Among the entries below, please show each line that carries the word "Sweeper".

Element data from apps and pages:
○ ○ ○ ○
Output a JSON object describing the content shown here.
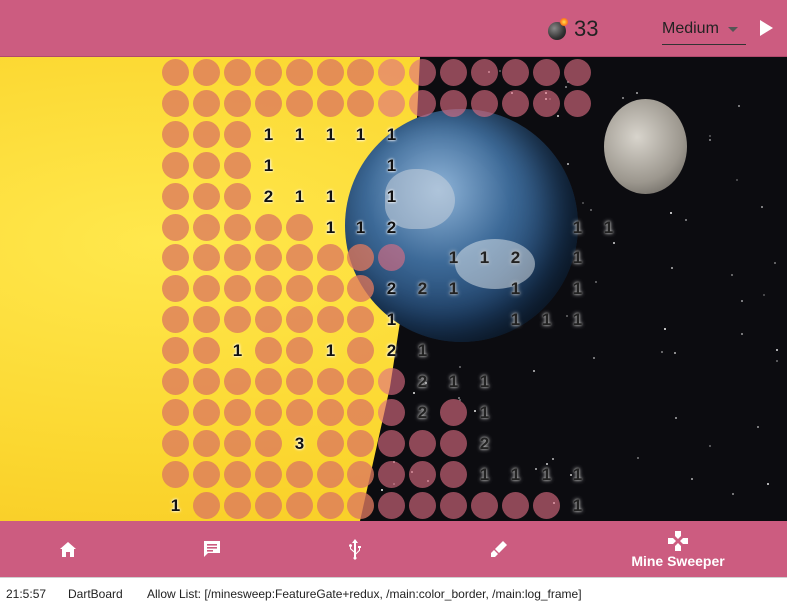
{
  "header": {
    "bomb_icon": "bomb-icon",
    "mine_count": "33",
    "difficulty": "Medium",
    "play_icon": "play-icon"
  },
  "board": {
    "columns": 15,
    "rows": 15,
    "revealed_numbers": [
      {
        "row": 2,
        "col": 3,
        "v": "1"
      },
      {
        "row": 2,
        "col": 4,
        "v": "1"
      },
      {
        "row": 2,
        "col": 5,
        "v": "1"
      },
      {
        "row": 2,
        "col": 6,
        "v": "1"
      },
      {
        "row": 2,
        "col": 7,
        "v": "1"
      },
      {
        "row": 3,
        "col": 3,
        "v": "1"
      },
      {
        "row": 3,
        "col": 7,
        "v": "1"
      },
      {
        "row": 4,
        "col": 3,
        "v": "2"
      },
      {
        "row": 4,
        "col": 4,
        "v": "1"
      },
      {
        "row": 4,
        "col": 5,
        "v": "1"
      },
      {
        "row": 4,
        "col": 7,
        "v": "1"
      },
      {
        "row": 5,
        "col": 5,
        "v": "1"
      },
      {
        "row": 5,
        "col": 6,
        "v": "1"
      },
      {
        "row": 5,
        "col": 7,
        "v": "2"
      },
      {
        "row": 5,
        "col": 13,
        "v": "1"
      },
      {
        "row": 5,
        "col": 14,
        "v": "1"
      },
      {
        "row": 6,
        "col": 9,
        "v": "1"
      },
      {
        "row": 6,
        "col": 10,
        "v": "1"
      },
      {
        "row": 6,
        "col": 11,
        "v": "2"
      },
      {
        "row": 6,
        "col": 13,
        "v": "1"
      },
      {
        "row": 7,
        "col": 7,
        "v": "2"
      },
      {
        "row": 7,
        "col": 8,
        "v": "2"
      },
      {
        "row": 7,
        "col": 9,
        "v": "1"
      },
      {
        "row": 7,
        "col": 11,
        "v": "1"
      },
      {
        "row": 7,
        "col": 13,
        "v": "1"
      },
      {
        "row": 8,
        "col": 7,
        "v": "1"
      },
      {
        "row": 8,
        "col": 11,
        "v": "1"
      },
      {
        "row": 8,
        "col": 12,
        "v": "1"
      },
      {
        "row": 8,
        "col": 13,
        "v": "1"
      },
      {
        "row": 9,
        "col": 2,
        "v": "1"
      },
      {
        "row": 9,
        "col": 5,
        "v": "1"
      },
      {
        "row": 9,
        "col": 7,
        "v": "2"
      },
      {
        "row": 9,
        "col": 8,
        "v": "1"
      },
      {
        "row": 10,
        "col": 8,
        "v": "2"
      },
      {
        "row": 10,
        "col": 9,
        "v": "1"
      },
      {
        "row": 10,
        "col": 10,
        "v": "1"
      },
      {
        "row": 11,
        "col": 8,
        "v": "2"
      },
      {
        "row": 11,
        "col": 10,
        "v": "1"
      },
      {
        "row": 12,
        "col": 4,
        "v": "3"
      },
      {
        "row": 12,
        "col": 10,
        "v": "2"
      },
      {
        "row": 13,
        "col": 10,
        "v": "1"
      },
      {
        "row": 13,
        "col": 11,
        "v": "1"
      },
      {
        "row": 13,
        "col": 12,
        "v": "1"
      },
      {
        "row": 13,
        "col": 13,
        "v": "1"
      },
      {
        "row": 14,
        "col": 0,
        "v": "1"
      },
      {
        "row": 14,
        "col": 13,
        "v": "1"
      }
    ],
    "empty_cells": [
      [
        2,
        8
      ],
      [
        2,
        9
      ],
      [
        2,
        10
      ],
      [
        2,
        11
      ],
      [
        2,
        12
      ],
      [
        2,
        13
      ],
      [
        2,
        14
      ],
      [
        3,
        4
      ],
      [
        3,
        5
      ],
      [
        3,
        6
      ],
      [
        3,
        8
      ],
      [
        3,
        9
      ],
      [
        3,
        10
      ],
      [
        3,
        11
      ],
      [
        3,
        12
      ],
      [
        3,
        13
      ],
      [
        3,
        14
      ],
      [
        4,
        6
      ],
      [
        4,
        8
      ],
      [
        4,
        9
      ],
      [
        4,
        10
      ],
      [
        4,
        11
      ],
      [
        4,
        12
      ],
      [
        4,
        13
      ],
      [
        4,
        14
      ],
      [
        5,
        8
      ],
      [
        5,
        9
      ],
      [
        5,
        10
      ],
      [
        5,
        11
      ],
      [
        5,
        12
      ],
      [
        6,
        8
      ],
      [
        6,
        12
      ],
      [
        6,
        14
      ],
      [
        7,
        10
      ],
      [
        7,
        12
      ],
      [
        7,
        14
      ],
      [
        8,
        8
      ],
      [
        8,
        9
      ],
      [
        8,
        10
      ],
      [
        8,
        14
      ],
      [
        9,
        9
      ],
      [
        9,
        10
      ],
      [
        9,
        11
      ],
      [
        9,
        12
      ],
      [
        9,
        13
      ],
      [
        9,
        14
      ],
      [
        10,
        11
      ],
      [
        10,
        12
      ],
      [
        10,
        13
      ],
      [
        10,
        14
      ],
      [
        11,
        11
      ],
      [
        11,
        12
      ],
      [
        11,
        13
      ],
      [
        11,
        14
      ],
      [
        12,
        11
      ],
      [
        12,
        12
      ],
      [
        12,
        13
      ],
      [
        12,
        14
      ],
      [
        13,
        14
      ],
      [
        14,
        14
      ],
      [
        0,
        14
      ],
      [
        1,
        14
      ]
    ]
  },
  "nav": {
    "items": [
      {
        "icon": "home-icon"
      },
      {
        "icon": "chat-icon"
      },
      {
        "icon": "usb-icon"
      },
      {
        "icon": "brush-icon"
      },
      {
        "icon": "gamepad-icon",
        "label": "Mine Sweeper"
      }
    ],
    "mine_sweeper_label": "Mine Sweeper"
  },
  "status": {
    "time": "21:5:57",
    "app": "DartBoard",
    "allow_list": "Allow List: [/minesweep:FeatureGate+redux, /main:color_border, /main:log_frame]"
  },
  "colors": {
    "accent": "#cc5c80",
    "sun": "#fbd730",
    "space": "#0c0c10"
  }
}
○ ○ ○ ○
• [Output below]
        "label": "Mine Sweeper"
    "mine_sweeper_label": "Mine Sweeper"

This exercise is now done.